The good news pertaining to breast cancer continues to elude the Black community.
That’s not to say that there isn’t something positive to report about the overall effects of the deadly disease. In 2009 alone, for example, some 15,000 fewer people died from breast cancer, the American Cancer Society estimates.
However, even though breast cancer rates continued to drop slightly over the past decade, African-American women are still 40 percent more likely than their White counterparts to die from the disease, according to the society. And, despite the fact that fewer White women are getting diagnosed with breast cancer, rates have remained stable among African-Americans.

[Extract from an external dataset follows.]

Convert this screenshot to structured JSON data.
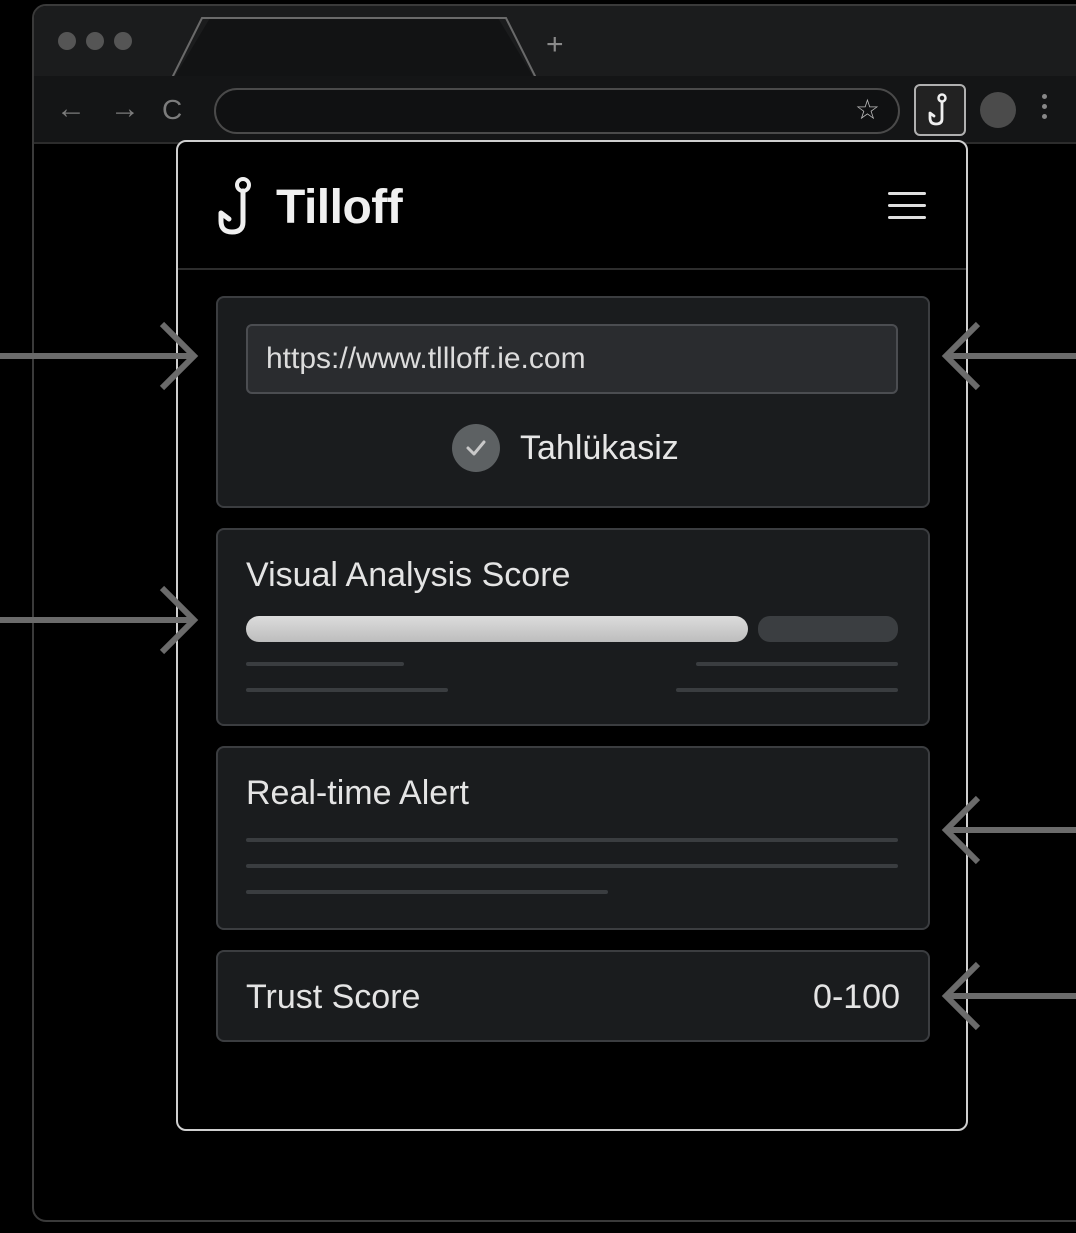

"While there is much to celebrate in the fight against cancer, this report is also a strong reminder that far too many women still die of breast cancer," Dr. Elizabeth "Terry" T.H. Fontham, ACS’s national volunteer president, says. "We need to make sure all women have access to information to help them reduce their risk and to resources to ensure early detection and the best possible treatment."
Nearly a quarter-million women will be told they have breast cancer this year, and more than 40,000 women will die of the disease, ACS projects. Breast cancer is the most common cancer among U.S. women after skin cancer.
The study found that: Black women in New Mexico had the fewest instances of breast cancer – 60.9 cases per 100,000 women; White women in Hawaii had the highest breast cancer rate, with 139.1 cases per 100,000 women; the state with the highest breast cancer rate for African-American women is Kentucky, with 127.3 cases per 100,000 women.
Also, the report found, even though White women are diagnosed with breast cancer at a higher rate than Black women, they have a lower death rate. In Hawaii, White women die at a rate of 21.7 per 100,000, compared with a death rate of 27.3 in New Jersey. Among African-American women, the death rate ranges range from 20.9 in Rhode Island to 40.0 in Louisiana.” In national terms, 90 percent of White women survive at least five years after diagnosis, compared with but only 78 percent of Black women who survive that long.